I did a breaking story on the Papua New Guinea Government buying 40 Maseratis for the APEC (Asia Pacific Economic Cooperation) summit last year.  We heard that they were unloading Maseratis off Boeing 747 cargo planes at the Port Moresby Airport. So we spent the whole day trying to find out who paid for the Maseratis. Papua New Guinea is a developing country so we had a lot of questions like; why did you buy these Maseratis when the nation is facing so many problems in health and education? Who is going to buy them afterwards? It was just a crazy story. Turns out there were three Bentleys as well…

Are there any stories that still haunt you?

When you specialise in developing countries you are always dealing with day-to-day sadness. We covered the story of an eight-year-old girl called Hazel whose dad is a prominent figure in Papua New Guinea. Hazel had Aplastic anaemia and needed a bone marrow transplant which is a very expensive procedure. The goal was to raise money for Hazel to go overseas, because there is no proper radiology or cancer treatment in Papua New Guinea. I did a couple of stories on Hazel and continued to follow up on her progress. One day I was scrolling through Facebook and I found out Hazel had died before they had managed to raise the money.  

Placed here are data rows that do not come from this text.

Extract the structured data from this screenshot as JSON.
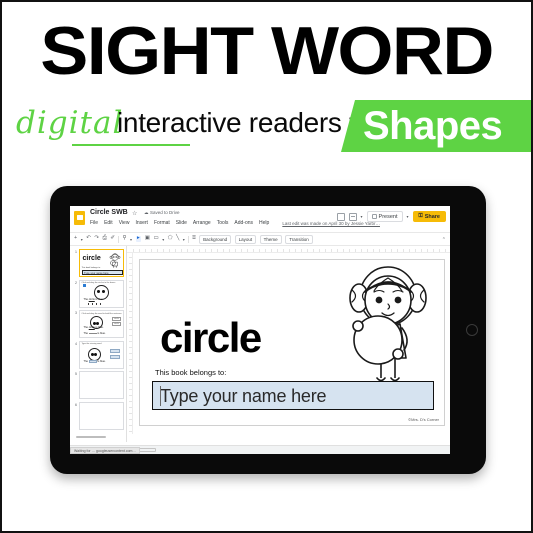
{
  "poster": {
    "title": "SIGHT WORD",
    "subtitle_script": "digital",
    "subtitle_rest": "interactive readers for",
    "banner_label": "Shapes",
    "accent_green": "#5ED344",
    "title_color": "#000000"
  },
  "slides_app": {
    "doc_title": "Circle SWB",
    "star_glyph": "☆",
    "cloud_glyph": "☁",
    "drive_status": "Saved to Drive",
    "menus": [
      "File",
      "Edit",
      "View",
      "Insert",
      "Format",
      "Slide",
      "Arrange",
      "Tools",
      "Add-ons",
      "Help"
    ],
    "last_edit": "Last edit was made on April 30 by Jessie Yarbr…",
    "present_label": "Present",
    "present_caret": "▾",
    "share_label": "Share",
    "share_lock_glyph": "⚿",
    "toolbar": {
      "icons": [
        "+",
        "↶",
        "↷",
        "⎙",
        "✐",
        "⚲",
        "▸",
        "▣",
        "▭",
        "⬠",
        "╲",
        "⌸"
      ],
      "chips": [
        "Background",
        "Layout",
        "Theme",
        "Transition"
      ],
      "layout_caret": "▾",
      "collapse_glyph": "⌃"
    },
    "thumbnails": [
      {
        "num": "1",
        "type": "cover",
        "word": "circle",
        "belongs_label": "This book belongs to:",
        "input_text": "Type your name here"
      },
      {
        "num": "2",
        "type": "sentence",
        "prompt": "Click and drag the circles to the boxes.",
        "sentence_pre": "The ",
        "sentence_word": "circle",
        "sentence_post": " is blue."
      },
      {
        "num": "3",
        "type": "sentence-build",
        "prompt": "Click and drag the word to build the sentence.",
        "sentence_pre": "The ",
        "sentence_word": "circle",
        "sentence_post": " is blue.",
        "line2_pre": "The ",
        "line2_post": " is blue.",
        "chips": [
          "circle",
          "circle"
        ]
      },
      {
        "num": "4",
        "type": "fill-blank",
        "prompt": "Type the missing word.",
        "sentence_pre": "The ",
        "sentence_post": " is blue."
      },
      {
        "num": "5",
        "type": "blank"
      },
      {
        "num": "6",
        "type": "blank"
      }
    ],
    "current_slide": {
      "word": "circle",
      "belongs_label": "This book belongs to:",
      "input_text": "Type your name here",
      "input_fill": "#D6E3F0",
      "copyright": "©Mrs. D's Corner",
      "illustration": "girl-holding-circle"
    },
    "status_url": "Waiting for … googleusercontent.com…"
  },
  "device": {
    "kind": "tablet",
    "home_button": "home-button"
  }
}
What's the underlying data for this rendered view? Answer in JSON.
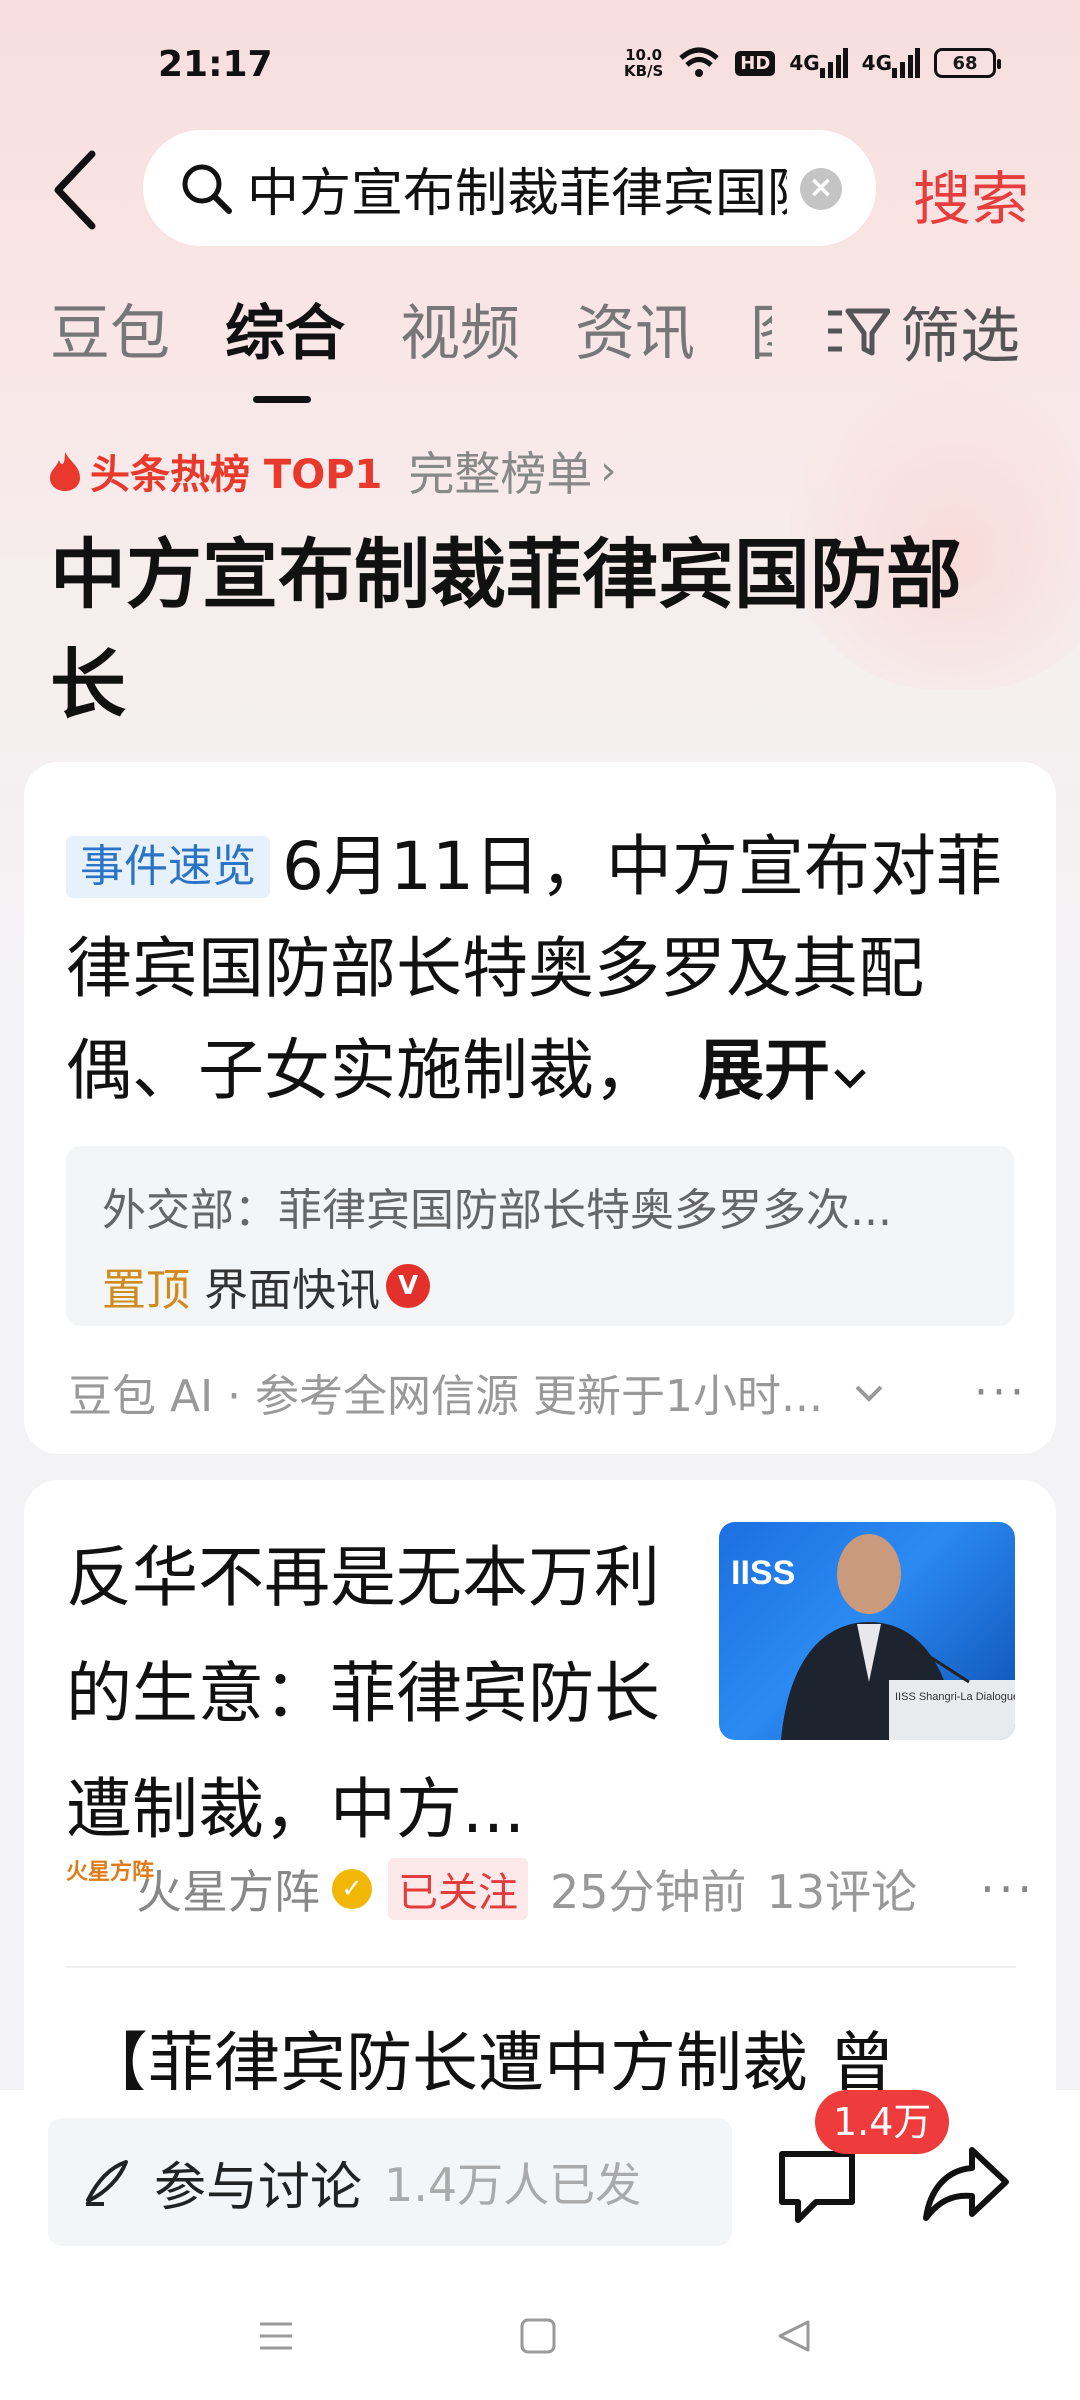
{
  "status_bar": {
    "time": "21:17",
    "net_speed_value": "10.0",
    "net_speed_unit": "KB/S",
    "hd": "HD",
    "signal1": "4G",
    "signal2": "4G",
    "battery": "68"
  },
  "search": {
    "query": "中方宣布制裁菲律宾国防部长",
    "submit_label": "搜索"
  },
  "tabs": [
    "豆包",
    "综合",
    "视频",
    "资讯",
    "图"
  ],
  "active_tab": "综合",
  "filter_label": "筛选",
  "hot_rank": {
    "label": "头条热榜 TOP1",
    "more": "完整榜单"
  },
  "headline": "中方宣布制裁菲律宾国防部长",
  "event_card": {
    "tag": "事件速览",
    "summary": "6月11日，中方宣布对菲律宾国防部长特奥多罗及其配偶、子女实施制裁，",
    "expand": "展开",
    "quote_text": "外交部：菲律宾国防部长特奥多罗多次...",
    "quote_pin": "置顶",
    "quote_source": "界面快讯",
    "quote_badge": "V",
    "footer": "豆包 AI · 参考全网信源 更新于1小时..."
  },
  "article1": {
    "title": "反华不再是无本万利的生意：菲律宾防长遭制裁，中方...",
    "thumb_banner": "IISS Shangri-La Dialogue",
    "thumb_text": "IISS",
    "logo_text": "火星方阵",
    "author": "火星方阵",
    "follow_status": "已关注",
    "time": "25分钟前",
    "comments": "13评论"
  },
  "article2": {
    "title": "【菲律宾防长遭中方制裁 曾"
  },
  "bottom_bar": {
    "discuss_label": "参与讨论",
    "discuss_count": "1.4万人已发",
    "comment_badge": "1.4万"
  },
  "colors": {
    "accent": "#e63d3d",
    "tag_blue": "#2a73c5",
    "pin_gold": "#d08a1d"
  }
}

You have to look after yourself because a lot of trauma can get to you. When I was covering the bombings in Belgium I became very cranky the days following the tragedy … and then one night at home I burst out crying over something not even related to the bombings. It happens all the time and it does take a toll on you. It grinds away at you and to the point where you just switch off.

What do you want to accomplish as a journalist?

I haven’t won Walkley’s or any awards … and I have to say I don’t care about that. I think some people get a bit obsessed. To be honest this probably sounds like a cliché answer but most days I am happy when I go to work and I am happy when I leave work. Overall, I don’t hate my job and that seems quite rare.

Do you have any advice for future journalists?

I am supposed to come up with something really witty here… – change to comma right? I would say be prepared and don’t assume. That’s the one I have to keep reminding myself of and it’s the biggest one I am still trying to learn because stories are way more complex than we are able to understand. Trying to capture that complexity, that’s what good journalism is. It’s about helping people understand that it is never black and white. If you’re going home every night and not thinking about the work you have done that day, you’re not breaking stories.  My old journalism teacher used to say, “if you’re not a risk of being sued it’s probably not a good story.”